On Halloween, 14 percent of pedestrian deaths and 44 percent of people killed in car crashes all had a drunk driver to blame.
A recent survey conducted by the National Confectioners Association found that 90 percent of Americans claim the chocolate and candy make Halloween more fun.
As you can see, the dangers associated with Halloween don’t end on the dark streets at night—they continue to lurk over the following days and even weeks. Our team of insurance experts at Autoinsurance.org whole-hardheartedly believe that moving Halloween and all trick-or-treating to Saturday will prevent unnecessary injuries and save hundreds of lives.
Whether the actual day of Halloween is completely moved or a new holiday is created to occur on the last Saturday of October, something has to change. Trick-or-treating late at night in the dark is not safe especially while most Americans are tired and distracted from work and school earlier that day.
Twice as many children are killed while walking on Halloween than any other day of the year – we need to fix this.
Maybe you don’t have kids or are somehow unphased by the increased risks and traffic deaths. Even if you’re just a fan of Halloween for the parties and candy, there’s still reason for you to be a supporter of this movement; as Change.org put it:
“51 percent Of Millennials say Halloween is their favorite holiday, why cram it into two rushed evening weekday hours when it deserves a full day!?!”
The Halloween & Costume Association is pushing for a “Safer, Longer, Stress-Free Celebration” and so are we.
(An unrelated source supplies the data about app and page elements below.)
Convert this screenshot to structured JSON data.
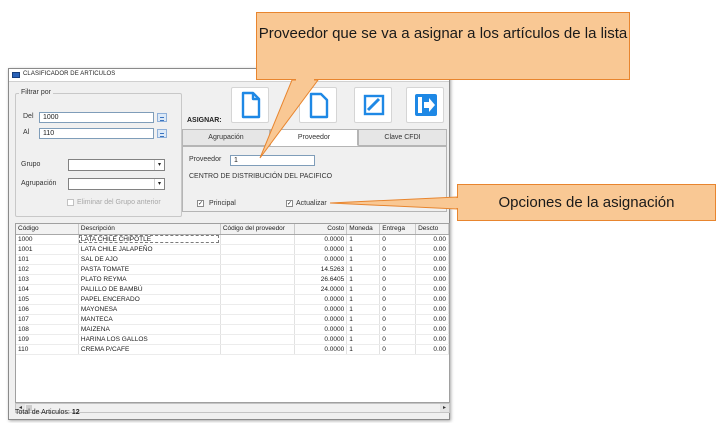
{
  "window": {
    "title": "CLASIFICADOR DE ARTICULOS"
  },
  "filter": {
    "legend": "Filtrar por",
    "del_label": "Del",
    "del_value": "1000",
    "al_label": "Al",
    "al_value": "110",
    "grupo_label": "Grupo",
    "grupo_value": "",
    "agrupacion_label": "Agrupación",
    "agrupacion_value": "",
    "checkbox_label": "Eliminar del Grupo anterior"
  },
  "assign": {
    "label": "ASIGNAR:",
    "toolbar_icons": [
      "new-document-icon",
      "save-icon",
      "edit-icon",
      "exit-icon"
    ],
    "tabs": [
      "Agrupación",
      "Proveedor",
      "Clave CFDI"
    ],
    "active_tab": "Proveedor",
    "proveedor_label": "Proveedor",
    "proveedor_value": "1",
    "proveedor_name": "CENTRO DE DISTRIBUCIÓN DEL PACIFICO",
    "principal_label": "Principal",
    "principal_checked": true,
    "actualizar_label": "Actualizar",
    "actualizar_checked": true
  },
  "grid": {
    "columns": [
      "Código",
      "Descripción",
      "Código del proveedor",
      "Costo",
      "Moneda",
      "Entrega",
      "Descto"
    ],
    "rows": [
      [
        "1000",
        "LATA CHILE CHIPOTLE",
        "",
        "0.0000",
        "1",
        "0",
        "0.00"
      ],
      [
        "1001",
        "LATA CHILE JALAPEÑO",
        "",
        "0.0000",
        "1",
        "0",
        "0.00"
      ],
      [
        "101",
        "SAL DE AJO",
        "",
        "0.0000",
        "1",
        "0",
        "0.00"
      ],
      [
        "102",
        "PASTA TOMATE",
        "",
        "14.5263",
        "1",
        "0",
        "0.00"
      ],
      [
        "103",
        "PLATO REYMA",
        "",
        "26.6405",
        "1",
        "0",
        "0.00"
      ],
      [
        "104",
        "PALILLO DE BAMBÚ",
        "",
        "24.0000",
        "1",
        "0",
        "0.00"
      ],
      [
        "105",
        "PAPEL ENCERADO",
        "",
        "0.0000",
        "1",
        "0",
        "0.00"
      ],
      [
        "106",
        "MAYONESA",
        "",
        "0.0000",
        "1",
        "0",
        "0.00"
      ],
      [
        "107",
        "MANTECA",
        "",
        "0.0000",
        "1",
        "0",
        "0.00"
      ],
      [
        "108",
        "MAIZENA",
        "",
        "0.0000",
        "1",
        "0",
        "0.00"
      ],
      [
        "109",
        "HARINA LOS GALLOS",
        "",
        "0.0000",
        "1",
        "0",
        "0.00"
      ],
      [
        "110",
        "CREMA P/CAFE",
        "",
        "0.0000",
        "1",
        "0",
        "0.00"
      ]
    ]
  },
  "footer": {
    "total_label": "Total de Articulos:",
    "total_value": "12"
  },
  "callouts": {
    "proveedor": "Proveedor que se va a asignar a los artículos de la lista",
    "opciones": "Opciones de la asignación"
  },
  "colors": {
    "callout_fill": "#f9c894",
    "callout_border": "#e8852e",
    "icon_blue": "#1e88e5"
  }
}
Using fatal crash reports provided by the FARS division of the NHTSA, our team of experts compiled over 300,000 unique data points in three specific areas – all organized by month, day and year:
Although our team has conducted thorough data-driven studies each month for nearly a decade, this particular study was one of the most in-depth to date as every single day for 24 years was compared to October 31st and November 1st to determine how Halloween and the day after affect the safety of American roads, pedestrians, and our youth.